Task details »
Word for word, repeat each line of the listing below.
Data shown below:
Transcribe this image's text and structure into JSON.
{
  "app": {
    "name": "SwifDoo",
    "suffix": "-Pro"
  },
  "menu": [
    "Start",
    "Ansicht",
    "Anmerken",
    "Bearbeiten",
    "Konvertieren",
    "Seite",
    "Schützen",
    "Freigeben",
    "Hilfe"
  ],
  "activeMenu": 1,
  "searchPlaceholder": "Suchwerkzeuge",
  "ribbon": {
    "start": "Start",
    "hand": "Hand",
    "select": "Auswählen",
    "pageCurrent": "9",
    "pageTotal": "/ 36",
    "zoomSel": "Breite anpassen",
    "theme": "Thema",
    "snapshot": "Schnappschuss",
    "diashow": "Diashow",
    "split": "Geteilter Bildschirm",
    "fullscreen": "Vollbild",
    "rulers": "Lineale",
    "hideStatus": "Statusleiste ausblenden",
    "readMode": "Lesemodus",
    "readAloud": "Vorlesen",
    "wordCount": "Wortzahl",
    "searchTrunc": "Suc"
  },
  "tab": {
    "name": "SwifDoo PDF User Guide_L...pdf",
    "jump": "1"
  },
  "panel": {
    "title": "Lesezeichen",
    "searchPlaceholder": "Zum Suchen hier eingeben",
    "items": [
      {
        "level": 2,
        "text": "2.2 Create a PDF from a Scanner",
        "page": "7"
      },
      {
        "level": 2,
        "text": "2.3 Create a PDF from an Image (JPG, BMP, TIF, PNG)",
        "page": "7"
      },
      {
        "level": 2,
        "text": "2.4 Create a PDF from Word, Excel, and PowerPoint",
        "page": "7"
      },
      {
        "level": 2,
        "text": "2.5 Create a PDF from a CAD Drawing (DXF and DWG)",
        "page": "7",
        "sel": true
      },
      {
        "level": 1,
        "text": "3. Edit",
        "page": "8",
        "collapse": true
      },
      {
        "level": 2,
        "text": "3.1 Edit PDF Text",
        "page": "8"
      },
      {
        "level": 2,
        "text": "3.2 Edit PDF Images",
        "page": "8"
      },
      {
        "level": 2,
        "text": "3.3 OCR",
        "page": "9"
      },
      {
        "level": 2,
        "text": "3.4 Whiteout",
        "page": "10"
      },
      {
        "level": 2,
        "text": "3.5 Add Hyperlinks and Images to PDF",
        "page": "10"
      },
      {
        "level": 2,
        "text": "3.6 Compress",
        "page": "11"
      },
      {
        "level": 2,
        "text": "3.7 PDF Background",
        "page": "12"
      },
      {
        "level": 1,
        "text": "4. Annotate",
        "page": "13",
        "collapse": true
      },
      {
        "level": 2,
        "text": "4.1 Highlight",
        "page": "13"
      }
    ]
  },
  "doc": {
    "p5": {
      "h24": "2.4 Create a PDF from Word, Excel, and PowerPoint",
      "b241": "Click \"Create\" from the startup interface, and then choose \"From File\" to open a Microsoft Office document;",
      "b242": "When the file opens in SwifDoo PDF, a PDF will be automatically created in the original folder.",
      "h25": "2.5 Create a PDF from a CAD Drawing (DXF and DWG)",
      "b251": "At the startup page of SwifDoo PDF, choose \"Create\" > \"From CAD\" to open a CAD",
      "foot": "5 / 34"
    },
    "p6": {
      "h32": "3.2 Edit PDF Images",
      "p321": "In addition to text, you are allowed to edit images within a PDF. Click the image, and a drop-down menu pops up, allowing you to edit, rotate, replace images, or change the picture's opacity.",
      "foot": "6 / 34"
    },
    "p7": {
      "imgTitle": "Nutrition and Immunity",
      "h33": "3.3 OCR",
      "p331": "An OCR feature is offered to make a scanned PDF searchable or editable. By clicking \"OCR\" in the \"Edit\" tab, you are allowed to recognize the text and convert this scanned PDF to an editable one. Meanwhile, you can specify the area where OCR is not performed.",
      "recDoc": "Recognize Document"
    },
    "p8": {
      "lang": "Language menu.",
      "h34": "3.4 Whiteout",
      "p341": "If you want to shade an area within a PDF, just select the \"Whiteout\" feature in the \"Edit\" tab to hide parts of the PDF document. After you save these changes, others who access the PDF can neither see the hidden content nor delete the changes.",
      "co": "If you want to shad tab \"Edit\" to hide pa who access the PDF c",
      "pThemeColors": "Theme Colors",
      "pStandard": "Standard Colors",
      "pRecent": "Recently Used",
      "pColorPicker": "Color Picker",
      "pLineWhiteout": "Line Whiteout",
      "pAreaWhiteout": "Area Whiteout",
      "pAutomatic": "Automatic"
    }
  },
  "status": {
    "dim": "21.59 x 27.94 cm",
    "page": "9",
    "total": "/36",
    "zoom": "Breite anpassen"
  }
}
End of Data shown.
Written answer »
Transcribe this image's text and structure into JSON.
{
  "app": {
    "name": "SwifDoo",
    "suffix": "-Pro"
  },
  "menu": [
    "Start",
    "Ansicht",
    "Anmerken",
    "Bearbeiten",
    "Konvertieren",
    "Seite",
    "Schützen",
    "Freigeben",
    "Hilfe"
  ],
  "activeMenu": 1,
  "searchPlaceholder": "Suchwerkzeuge",
  "ribbon": {
    "start": "Start",
    "hand": "Hand",
    "select": "Auswählen",
    "pageCurrent": "9",
    "pageTotal": "/ 36",
    "zoomSel": "Breite anpassen",
    "theme": "Thema",
    "snapshot": "Schnappschuss",
    "diashow": "Diashow",
    "split": "Geteilter Bildschirm",
    "fullscreen": "Vollbild",
    "rulers": "Lineale",
    "hideStatus": "Statusleiste ausblenden",
    "readMode": "Lesemodus",
    "readAloud": "Vorlesen",
    "wordCount": "Wortzahl",
    "searchTrunc": "Suc"
  },
  "tab": {
    "name": "SwifDoo PDF User Guide_L...pdf",
    "jump": "1"
  },
  "panel": {
    "title": "Lesezeichen",
    "searchPlaceholder": "Zum Suchen hier eingeben",
    "items": [
      {
        "level": 2,
        "text": "2.2 Create a PDF from a Scanner",
        "page": "7"
      },
      {
        "level": 2,
        "text": "2.3 Create a PDF from an Image (JPG, BMP, TIF, PNG)",
        "page": "7"
      },
      {
        "level": 2,
        "text": "2.4 Create a PDF from Word, Excel, and PowerPoint",
        "page": "7"
      },
      {
        "level": 2,
        "text": "2.5 Create a PDF from a CAD Drawing (DXF and DWG)",
        "page": "7",
        "sel": true
      },
      {
        "level": 1,
        "text": "3. Edit",
        "page": "8",
        "collapse": true
      },
      {
        "level": 2,
        "text": "3.1 Edit PDF Text",
        "page": "8"
      },
      {
        "level": 2,
        "text": "3.2 Edit PDF Images",
        "page": "8"
      },
      {
        "level": 2,
        "text": "3.3 OCR",
        "page": "9"
      },
      {
        "level": 2,
        "text": "3.4 Whiteout",
        "page": "10"
      },
      {
        "level": 2,
        "text": "3.5 Add Hyperlinks and Images to PDF",
        "page": "10"
      },
      {
        "level": 2,
        "text": "3.6 Compress",
        "page": "11"
      },
      {
        "level": 2,
        "text": "3.7 PDF Background",
        "page": "12"
      },
      {
        "level": 1,
        "text": "4. Annotate",
        "page": "13",
        "collapse": true
      },
      {
        "level": 2,
        "text": "4.1 Highlight",
        "page": "13"
      }
    ]
  },
  "doc": {
    "p5": {
      "h24": "2.4 Create a PDF from Word, Excel, and PowerPoint",
      "b241": "Click \"Create\" from the startup interface, and then choose \"From File\" to open a Microsoft Office document;",
      "b242": "When the file opens in SwifDoo PDF, a PDF will be automatically created in the original folder.",
      "h25": "2.5 Create a PDF from a CAD Drawing (DXF and DWG)",
      "b251": "At the startup page of SwifDoo PDF, choose \"Create\" > \"From CAD\" to open a CAD",
      "foot": "5 / 34"
    },
    "p6": {
      "h32": "3.2 Edit PDF Images",
      "p321": "In addition to text, you are allowed to edit images within a PDF. Click the image, and a drop-down menu pops up, allowing you to edit, rotate, replace images, or change the picture's opacity.",
      "foot": "6 / 34"
    },
    "p7": {
      "imgTitle": "Nutrition and Immunity",
      "h33": "3.3 OCR",
      "p331": "An OCR feature is offered to make a scanned PDF searchable or editable. By clicking \"OCR\" in the \"Edit\" tab, you are allowed to recognize the text and convert this scanned PDF to an editable one. Meanwhile, you can specify the area where OCR is not performed.",
      "recDoc": "Recognize Document"
    },
    "p8": {
      "lang": "Language menu.",
      "h34": "3.4 Whiteout",
      "p341": "If you want to shade an area within a PDF, just select the \"Whiteout\" feature in the \"Edit\" tab to hide parts of the PDF document. After you save these changes, others who access the PDF can neither see the hidden content nor delete the changes.",
      "co": "If you want to shad tab \"Edit\" to hide pa who access the PDF c",
      "pThemeColors": "Theme Colors",
      "pStandard": "Standard Colors",
      "pRecent": "Recently Used",
      "pColorPicker": "Color Picker",
      "pLineWhiteout": "Line Whiteout",
      "pAreaWhiteout": "Area Whiteout",
      "pAutomatic": "Automatic"
    }
  },
  "status": {
    "dim": "21.59 x 27.94 cm",
    "page": "9",
    "total": "/36",
    "zoom": "Breite anpassen"
  }
}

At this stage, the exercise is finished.